 (ăn′tē-kwôrk′, ăn′tī-)
n.
The antiparticle of a quark.

antiquark

(ˈæntɪkwɑːk)
n
(Atomic Physics) the antiparticle of a quark

an•ti•quark

(ˈæn tiˌkwɔrk, -ˌkwɑrk, ˈæn taɪ-)

n.
the antiparticle of a quark.
[1964]
ThesaurusAntonymsRelated WordsSynonymsLegend:
Noun1.antiquark - the antiparticle of a quark
elementary particle, fundamental particle - (physics) a particle that is less complex than an atom; regarded as constituents of all matter
hadron - any elementary particle that interacts strongly with other particles
References in periodicals archive ?
The mesons they are particles composed by the combination of a quark and an antiquark.
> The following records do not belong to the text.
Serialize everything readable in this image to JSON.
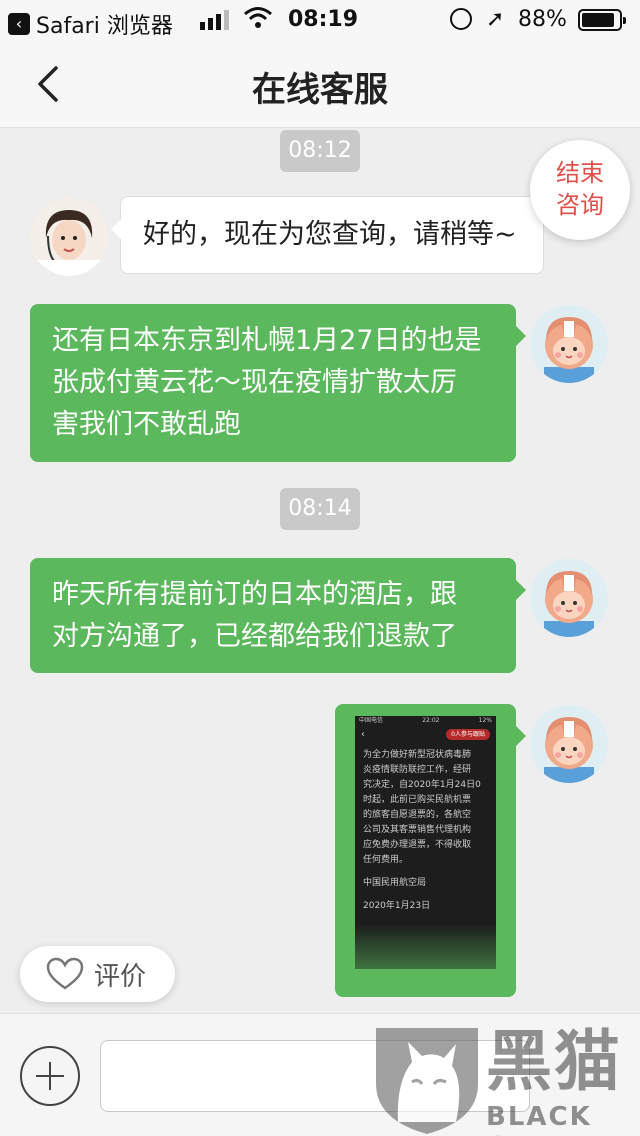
{
  "status_bar": {
    "back_app": "Safari 浏览器",
    "time": "08:19",
    "battery_pct": "88%",
    "battery_level": 0.88,
    "signal_bars": 3
  },
  "nav": {
    "title": "在线客服",
    "back_icon": "chevron-left-icon"
  },
  "end_consult": {
    "line1": "结束",
    "line2": "咨询"
  },
  "messages": [
    {
      "type": "timestamp",
      "text": "08:12"
    },
    {
      "type": "incoming",
      "text": "好的，现在为您查询，请稍等~"
    },
    {
      "type": "outgoing",
      "lines": [
        "还有日本东京到札幌1月27日的也是",
        "张成付黄云花～现在疫情扩散太厉",
        "害我们不敢乱跑"
      ]
    },
    {
      "type": "timestamp",
      "text": "08:14"
    },
    {
      "type": "outgoing",
      "lines": [
        "昨天所有提前订的日本的酒店，跟",
        "对方沟通了，已经都给我们退款了"
      ]
    },
    {
      "type": "outgoing-image",
      "screenshot": {
        "carrier": "中国电信",
        "time": "22:02",
        "battery": "12%",
        "badge": "0人参与跟贴",
        "body_lines": [
          "为全力做好新型冠状病毒肺",
          "炎疫情联防联控工作，经研",
          "究决定，自2020年1月24日0",
          "时起，此前已购买民航机票",
          "的旅客自愿退票的，各航空",
          "公司及其客票销售代理机构",
          "应免费办理退票，不得收取",
          "任何费用。"
        ],
        "org": "中国民用航空局",
        "date": "2020年1月23日"
      }
    }
  ],
  "rate_button": {
    "label": "评价",
    "icon": "heart-icon"
  },
  "composer": {
    "plus_icon": "plus-icon",
    "placeholder": ""
  },
  "watermark": {
    "cn": "黑猫",
    "en": "BLACK CAT"
  },
  "colors": {
    "accent_green": "#5cb85c",
    "end_red": "#e0504a",
    "timestamp_bg": "#c9c9c9"
  }
}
The quarks have an intrinsic property called flavor (Scientific American, 1986).
Mesons are subatomic particles composed of one quark and one antiquark, bound together by strong interactions.
The quarkonia with a heavy quark and antiquark and their interaction are well described by Schrodinger's equation.
If a paired quark and antiquark come into contact, they annihilate each other and the flux tube linking them disappears as well.
Previous work found differences between matter and antimatter for mesons, which consist of one quark and one antiquark.
The pentaquark, made up of four quarks and an antiquark glued together, proved remarkably elusive to find.
In reality, the strong force is so strong that all color-charged gluons and quarks are bound tightly together into color neutral hadrons, either the mesons which consist of a quark and antiquark with corresponding color and anticolor, or the baryons, which consist of three quarks of the three colors, which cancel to color-neutrality.
antiquark as well, though perhaps I mean what's known as a
He said: "The new particle is made up of a 'beauty quark' and a 'beauty antiquark', which are then bound together.
In one method, a quark pairs with one of its opposites, an antiquark, to create a type of matter called a meson.
There were but a few of these quarks, each accompanied by an antiquark, and by grouping them in different combinations, either two or three at a time, the various hadrons could be accounted for.
Examples of such unstable states can be found in the Standard Model of particle theory including quarks, heavy gauge bosons, leptons heavier than the electron, baryons heavier than the proton, and all mesons made up from a quark and an antiquark. In nuclear physics the word "radioactivity" is a synonym for the instability of the nuclei which either de-excite emitting a photon, decay via a cluster emission (of which the alpha decay is the most famous and the best studied example of a quantum tunneling process) or undergo the weak transition known as beta decay or inverse beta decay.